Ontario introduces new rules to ‘improve ventilation requirements’ in mines, deploy robots

By Amanda Jerome

Law360 Canada (April 11, 2023, 3:08 PM EDT) -- The Ontario government is introducing “new rules to improve ventilation requirements in underground mines and lower exposure to harmful diesel exhaust to the most protective levels in North America.”

According to a government release, issued April 11, the government is also “making changes to allow for the use of track-mounted robots in mines to increase safety.”

“These specialized machines with a high-definition camera will be controlled by an operator to identify loose rocks, misfired explosives and other safety hazards, while keeping workers out of danger,” the release explained.

The amendments “respond to calls from unions for a reduction of how much diesel particulate miners can be exposed to underground and follow recommendations from the Mining Health, Safety and Prevention Review and recent coroner’s inquests.” The changes expand on action proposed by the government in the Working for Workers Act, 2023.

According to the release, the regulatory amendments will “come into force on July 1, 2023, and others in effect on September 1, 2023, to allow employers time to comply.”

“Ontario’s allowable level of exposure to harmful substances from diesel exhaust in underground mines will now be the most protective in North America,” the release explained, noting that effective Sept. 1, 2023, “the new exposure limit will be a time-weighted average exposure to elemental carbon of not more than 0.12 milligrams per cubic metre of air, instead of 0.4 milligrams per cubic metre of air based on total carbon.”

The release stressed that “long-term exposure to diesel exhaust can be a significant cause of lung cancer in miners.”

Monte McNaughton, minister of labour, immigration, training and skills development, said “miners have been the backbone of Ontario’s economy for generations, and we owe it to them and their families to do more to keep them safe.”

“These everyday heroes are critical to the future of our great province, and I’m proud that our changes today will save lives,” he added in a statement.

George Pirie, minister of mines, said he comes from a “proud mining family and keeping workers safe has always been a top priority, but we can do better.”

“As our government helps companies build more mines, we need to attract the best and brightest to work in this exciting sector.

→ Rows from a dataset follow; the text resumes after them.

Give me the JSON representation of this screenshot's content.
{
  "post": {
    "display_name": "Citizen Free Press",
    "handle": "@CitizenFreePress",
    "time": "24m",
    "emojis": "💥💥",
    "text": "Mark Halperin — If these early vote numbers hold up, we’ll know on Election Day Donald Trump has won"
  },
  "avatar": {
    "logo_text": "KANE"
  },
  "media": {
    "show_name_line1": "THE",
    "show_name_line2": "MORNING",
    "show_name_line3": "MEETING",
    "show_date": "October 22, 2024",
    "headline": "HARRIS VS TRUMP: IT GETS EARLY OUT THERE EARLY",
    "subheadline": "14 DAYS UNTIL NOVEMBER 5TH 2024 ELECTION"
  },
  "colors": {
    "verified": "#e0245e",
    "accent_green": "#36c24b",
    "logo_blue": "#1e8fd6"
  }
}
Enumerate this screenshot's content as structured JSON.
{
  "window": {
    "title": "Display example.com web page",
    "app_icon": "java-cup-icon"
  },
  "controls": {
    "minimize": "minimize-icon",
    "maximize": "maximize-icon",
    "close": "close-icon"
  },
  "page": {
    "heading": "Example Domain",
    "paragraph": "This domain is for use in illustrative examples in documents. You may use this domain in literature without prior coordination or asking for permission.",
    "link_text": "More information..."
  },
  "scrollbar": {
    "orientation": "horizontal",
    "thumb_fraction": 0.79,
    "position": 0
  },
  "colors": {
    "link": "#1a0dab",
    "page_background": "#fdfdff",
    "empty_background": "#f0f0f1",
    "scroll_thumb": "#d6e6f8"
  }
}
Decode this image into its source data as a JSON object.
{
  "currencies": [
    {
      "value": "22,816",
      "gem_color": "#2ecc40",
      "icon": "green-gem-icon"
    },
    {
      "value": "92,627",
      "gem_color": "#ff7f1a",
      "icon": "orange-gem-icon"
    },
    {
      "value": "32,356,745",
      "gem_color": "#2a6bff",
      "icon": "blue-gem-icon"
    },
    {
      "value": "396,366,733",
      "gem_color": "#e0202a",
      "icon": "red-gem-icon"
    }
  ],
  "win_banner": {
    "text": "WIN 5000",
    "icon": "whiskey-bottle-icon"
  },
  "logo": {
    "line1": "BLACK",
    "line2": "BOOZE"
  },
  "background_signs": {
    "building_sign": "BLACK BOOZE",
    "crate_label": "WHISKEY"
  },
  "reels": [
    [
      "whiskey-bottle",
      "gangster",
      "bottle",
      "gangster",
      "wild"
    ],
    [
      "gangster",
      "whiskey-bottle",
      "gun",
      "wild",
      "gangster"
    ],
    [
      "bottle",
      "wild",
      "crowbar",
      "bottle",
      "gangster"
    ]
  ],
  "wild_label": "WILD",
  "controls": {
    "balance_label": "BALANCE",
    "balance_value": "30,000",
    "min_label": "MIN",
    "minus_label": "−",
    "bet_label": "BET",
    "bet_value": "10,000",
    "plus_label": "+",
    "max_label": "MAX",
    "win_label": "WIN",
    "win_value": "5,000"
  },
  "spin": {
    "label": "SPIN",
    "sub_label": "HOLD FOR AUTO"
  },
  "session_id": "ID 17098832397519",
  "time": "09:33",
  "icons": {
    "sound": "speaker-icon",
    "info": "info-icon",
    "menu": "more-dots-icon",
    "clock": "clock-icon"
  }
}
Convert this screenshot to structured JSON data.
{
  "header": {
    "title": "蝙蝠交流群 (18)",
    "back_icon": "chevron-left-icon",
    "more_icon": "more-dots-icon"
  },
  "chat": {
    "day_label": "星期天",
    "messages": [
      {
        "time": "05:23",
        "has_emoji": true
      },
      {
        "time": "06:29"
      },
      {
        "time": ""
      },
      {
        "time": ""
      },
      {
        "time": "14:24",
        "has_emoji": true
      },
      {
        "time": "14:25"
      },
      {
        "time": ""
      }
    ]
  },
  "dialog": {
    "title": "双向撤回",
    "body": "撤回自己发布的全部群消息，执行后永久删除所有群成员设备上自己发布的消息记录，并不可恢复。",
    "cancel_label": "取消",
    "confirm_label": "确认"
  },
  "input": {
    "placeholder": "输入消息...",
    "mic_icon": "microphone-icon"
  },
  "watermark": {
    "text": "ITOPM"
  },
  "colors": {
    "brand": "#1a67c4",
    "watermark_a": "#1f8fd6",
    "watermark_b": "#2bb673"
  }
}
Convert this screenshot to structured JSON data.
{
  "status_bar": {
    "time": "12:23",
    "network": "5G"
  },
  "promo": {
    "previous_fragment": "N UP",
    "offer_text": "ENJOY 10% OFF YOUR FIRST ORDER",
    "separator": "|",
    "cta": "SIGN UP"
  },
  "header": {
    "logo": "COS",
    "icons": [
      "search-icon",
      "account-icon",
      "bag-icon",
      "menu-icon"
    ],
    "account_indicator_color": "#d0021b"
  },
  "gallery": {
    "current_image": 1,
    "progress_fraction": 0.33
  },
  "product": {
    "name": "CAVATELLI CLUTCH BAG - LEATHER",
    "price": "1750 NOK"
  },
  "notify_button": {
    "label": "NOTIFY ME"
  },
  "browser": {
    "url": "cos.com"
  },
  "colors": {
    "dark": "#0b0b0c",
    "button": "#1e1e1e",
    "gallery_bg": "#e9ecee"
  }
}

These changes send the message that you can find safe, rewarding careers in Ontario’s mining industry,” he added.

The province has “approximately 5,000 operating mines, 37 of which are underground,” the release explained, noting that “about 12,000 miners work below ground and Ontario mines employ approximately 29,000 workers in total.”

“The Ontario government is also proposing amendments to the Mining Act that would ensure Ontario has a modern and competitive regime for mineral exploration and development,” the release added, emphasizing that “with the recent introduction of the federal Critical Mineral Exploration Tax Credit, Ontario expects to provide an estimated $25 million per year in additional relief to support investment for a competitive mining sector with good jobs.”

If you have any information, story ideas or news tips for Law360 Canada, please contact Amanda Jerome at Amanda.Jerome@lexisnexis.ca or 416-524-2152.